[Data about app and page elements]
──────────

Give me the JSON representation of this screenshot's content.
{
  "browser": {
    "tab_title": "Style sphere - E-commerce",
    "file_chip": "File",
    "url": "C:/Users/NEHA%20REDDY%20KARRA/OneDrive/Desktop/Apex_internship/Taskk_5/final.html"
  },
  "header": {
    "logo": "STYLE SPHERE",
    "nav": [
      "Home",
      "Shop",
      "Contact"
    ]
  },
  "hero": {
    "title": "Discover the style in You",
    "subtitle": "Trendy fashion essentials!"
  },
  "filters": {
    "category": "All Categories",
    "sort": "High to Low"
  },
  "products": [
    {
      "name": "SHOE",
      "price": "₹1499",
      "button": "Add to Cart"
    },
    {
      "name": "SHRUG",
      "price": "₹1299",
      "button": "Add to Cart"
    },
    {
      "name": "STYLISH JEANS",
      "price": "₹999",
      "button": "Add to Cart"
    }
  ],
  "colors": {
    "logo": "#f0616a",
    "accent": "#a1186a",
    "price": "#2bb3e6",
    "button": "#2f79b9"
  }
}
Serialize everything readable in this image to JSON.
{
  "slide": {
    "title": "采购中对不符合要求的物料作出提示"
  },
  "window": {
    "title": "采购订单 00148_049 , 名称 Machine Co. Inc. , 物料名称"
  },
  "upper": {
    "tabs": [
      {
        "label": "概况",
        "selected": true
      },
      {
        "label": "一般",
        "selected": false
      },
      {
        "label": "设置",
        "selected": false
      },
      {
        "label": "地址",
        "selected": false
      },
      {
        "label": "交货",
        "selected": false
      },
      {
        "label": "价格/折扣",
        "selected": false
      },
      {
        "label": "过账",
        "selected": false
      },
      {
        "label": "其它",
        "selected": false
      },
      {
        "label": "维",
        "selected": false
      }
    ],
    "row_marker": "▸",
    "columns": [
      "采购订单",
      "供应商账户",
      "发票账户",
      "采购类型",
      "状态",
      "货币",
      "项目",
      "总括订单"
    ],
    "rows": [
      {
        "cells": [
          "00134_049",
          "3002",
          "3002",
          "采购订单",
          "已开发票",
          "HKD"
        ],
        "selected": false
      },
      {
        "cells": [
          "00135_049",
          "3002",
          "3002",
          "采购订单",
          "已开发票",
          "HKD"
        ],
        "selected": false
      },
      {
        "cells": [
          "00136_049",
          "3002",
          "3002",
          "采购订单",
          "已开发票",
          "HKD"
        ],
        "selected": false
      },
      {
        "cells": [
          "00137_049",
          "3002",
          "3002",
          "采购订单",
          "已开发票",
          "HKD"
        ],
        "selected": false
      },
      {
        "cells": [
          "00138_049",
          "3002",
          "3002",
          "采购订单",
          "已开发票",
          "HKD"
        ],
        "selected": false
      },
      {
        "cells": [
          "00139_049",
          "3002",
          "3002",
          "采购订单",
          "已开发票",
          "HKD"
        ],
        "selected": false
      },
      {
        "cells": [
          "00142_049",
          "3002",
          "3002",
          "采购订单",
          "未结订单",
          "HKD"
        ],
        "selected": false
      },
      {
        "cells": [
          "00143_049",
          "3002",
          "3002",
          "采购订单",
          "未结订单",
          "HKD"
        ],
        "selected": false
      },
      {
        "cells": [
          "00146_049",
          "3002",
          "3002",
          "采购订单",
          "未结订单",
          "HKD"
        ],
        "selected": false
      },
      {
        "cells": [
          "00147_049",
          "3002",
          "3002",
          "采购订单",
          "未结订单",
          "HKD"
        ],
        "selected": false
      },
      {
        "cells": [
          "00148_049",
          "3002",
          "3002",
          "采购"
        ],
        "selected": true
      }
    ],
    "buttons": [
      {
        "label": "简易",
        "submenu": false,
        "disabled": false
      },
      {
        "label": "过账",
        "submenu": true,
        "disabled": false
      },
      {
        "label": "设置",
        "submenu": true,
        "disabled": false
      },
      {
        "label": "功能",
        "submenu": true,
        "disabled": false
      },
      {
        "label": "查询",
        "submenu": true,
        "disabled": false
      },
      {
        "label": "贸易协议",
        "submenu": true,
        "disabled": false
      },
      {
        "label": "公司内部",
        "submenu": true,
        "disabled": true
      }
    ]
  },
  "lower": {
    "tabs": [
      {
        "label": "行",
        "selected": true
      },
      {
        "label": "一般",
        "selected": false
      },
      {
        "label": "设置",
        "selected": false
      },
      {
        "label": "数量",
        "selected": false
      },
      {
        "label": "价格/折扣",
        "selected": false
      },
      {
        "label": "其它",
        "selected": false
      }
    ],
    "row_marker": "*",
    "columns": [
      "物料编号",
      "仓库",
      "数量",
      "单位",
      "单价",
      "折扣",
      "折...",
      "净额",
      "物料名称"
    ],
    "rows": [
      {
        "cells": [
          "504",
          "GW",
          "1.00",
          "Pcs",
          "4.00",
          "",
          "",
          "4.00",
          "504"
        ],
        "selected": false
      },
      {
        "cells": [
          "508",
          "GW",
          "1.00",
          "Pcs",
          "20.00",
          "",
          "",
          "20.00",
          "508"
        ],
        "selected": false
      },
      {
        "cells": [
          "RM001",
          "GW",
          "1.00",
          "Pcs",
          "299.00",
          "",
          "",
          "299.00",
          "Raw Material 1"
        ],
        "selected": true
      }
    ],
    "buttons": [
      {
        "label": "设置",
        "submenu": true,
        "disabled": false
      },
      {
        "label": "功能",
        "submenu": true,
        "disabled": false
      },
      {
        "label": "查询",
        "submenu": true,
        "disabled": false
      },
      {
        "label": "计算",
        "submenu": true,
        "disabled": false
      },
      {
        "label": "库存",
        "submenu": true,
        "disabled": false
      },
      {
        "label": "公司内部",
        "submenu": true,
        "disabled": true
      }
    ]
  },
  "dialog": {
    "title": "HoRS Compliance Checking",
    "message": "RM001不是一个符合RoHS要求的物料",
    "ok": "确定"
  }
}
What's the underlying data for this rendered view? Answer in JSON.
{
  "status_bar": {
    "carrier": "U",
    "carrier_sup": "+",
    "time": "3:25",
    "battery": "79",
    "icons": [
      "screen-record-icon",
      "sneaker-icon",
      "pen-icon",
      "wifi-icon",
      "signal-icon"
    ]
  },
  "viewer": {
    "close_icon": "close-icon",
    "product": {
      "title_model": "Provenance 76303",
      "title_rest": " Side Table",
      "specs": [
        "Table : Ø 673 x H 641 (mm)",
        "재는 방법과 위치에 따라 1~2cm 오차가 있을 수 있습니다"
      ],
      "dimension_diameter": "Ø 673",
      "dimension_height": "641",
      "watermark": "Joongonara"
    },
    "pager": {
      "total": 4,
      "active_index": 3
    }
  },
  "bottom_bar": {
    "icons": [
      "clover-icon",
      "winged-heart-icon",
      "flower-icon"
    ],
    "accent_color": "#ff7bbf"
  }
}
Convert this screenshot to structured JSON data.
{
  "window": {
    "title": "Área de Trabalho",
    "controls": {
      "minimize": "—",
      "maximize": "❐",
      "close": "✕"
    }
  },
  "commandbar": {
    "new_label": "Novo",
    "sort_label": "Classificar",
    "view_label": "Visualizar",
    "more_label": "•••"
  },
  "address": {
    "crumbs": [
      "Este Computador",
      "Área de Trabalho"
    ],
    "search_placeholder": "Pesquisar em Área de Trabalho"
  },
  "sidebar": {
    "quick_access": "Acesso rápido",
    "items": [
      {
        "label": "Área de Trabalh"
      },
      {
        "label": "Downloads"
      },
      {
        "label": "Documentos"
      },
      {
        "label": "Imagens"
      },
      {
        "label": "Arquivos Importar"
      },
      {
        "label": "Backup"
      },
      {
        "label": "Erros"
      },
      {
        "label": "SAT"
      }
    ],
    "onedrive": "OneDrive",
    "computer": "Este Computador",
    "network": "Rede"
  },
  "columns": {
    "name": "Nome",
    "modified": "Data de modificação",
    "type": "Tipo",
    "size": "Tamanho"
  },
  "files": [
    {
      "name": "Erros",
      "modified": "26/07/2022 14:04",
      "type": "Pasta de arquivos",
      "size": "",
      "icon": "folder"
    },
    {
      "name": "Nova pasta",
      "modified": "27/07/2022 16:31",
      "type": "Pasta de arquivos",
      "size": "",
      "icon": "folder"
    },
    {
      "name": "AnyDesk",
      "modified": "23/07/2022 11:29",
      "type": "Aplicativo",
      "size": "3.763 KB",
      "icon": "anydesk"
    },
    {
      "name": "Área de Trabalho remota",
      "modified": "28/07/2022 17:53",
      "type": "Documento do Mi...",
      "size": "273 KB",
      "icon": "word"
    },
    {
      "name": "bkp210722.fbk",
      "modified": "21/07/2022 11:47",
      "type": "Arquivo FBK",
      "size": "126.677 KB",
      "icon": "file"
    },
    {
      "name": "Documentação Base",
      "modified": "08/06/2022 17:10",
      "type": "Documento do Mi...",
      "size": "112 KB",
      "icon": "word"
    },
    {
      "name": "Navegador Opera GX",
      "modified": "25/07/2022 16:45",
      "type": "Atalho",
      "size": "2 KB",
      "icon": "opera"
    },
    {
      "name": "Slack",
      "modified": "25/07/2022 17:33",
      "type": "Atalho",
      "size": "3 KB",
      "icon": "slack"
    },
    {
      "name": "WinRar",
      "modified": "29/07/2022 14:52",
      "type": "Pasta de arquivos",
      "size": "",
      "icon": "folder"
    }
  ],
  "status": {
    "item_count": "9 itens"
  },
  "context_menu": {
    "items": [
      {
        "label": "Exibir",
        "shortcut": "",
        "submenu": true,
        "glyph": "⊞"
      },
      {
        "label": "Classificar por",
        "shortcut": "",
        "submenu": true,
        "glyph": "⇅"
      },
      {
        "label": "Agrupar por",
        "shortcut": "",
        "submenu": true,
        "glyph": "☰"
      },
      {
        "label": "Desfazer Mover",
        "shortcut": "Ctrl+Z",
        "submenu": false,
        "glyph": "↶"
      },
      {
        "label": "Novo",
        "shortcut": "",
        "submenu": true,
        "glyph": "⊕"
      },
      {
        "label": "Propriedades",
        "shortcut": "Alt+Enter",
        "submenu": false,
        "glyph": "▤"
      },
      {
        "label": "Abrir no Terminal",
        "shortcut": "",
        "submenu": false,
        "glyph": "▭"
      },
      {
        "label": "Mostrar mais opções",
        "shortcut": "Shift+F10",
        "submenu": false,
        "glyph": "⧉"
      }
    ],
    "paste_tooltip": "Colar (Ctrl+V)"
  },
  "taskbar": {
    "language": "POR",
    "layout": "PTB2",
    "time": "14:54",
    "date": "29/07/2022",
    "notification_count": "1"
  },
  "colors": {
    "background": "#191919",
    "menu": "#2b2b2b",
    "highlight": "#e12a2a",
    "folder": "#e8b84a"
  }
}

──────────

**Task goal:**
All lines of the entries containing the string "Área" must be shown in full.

**Reply:**
    "title": "Área de Trabalho",
      "Área de Trabalho"
    "search_placeholder": "Pesquisar em Área de Trabalho"
        "label": "Área de Trabalh"
      "name": "Área de Trabalho remota",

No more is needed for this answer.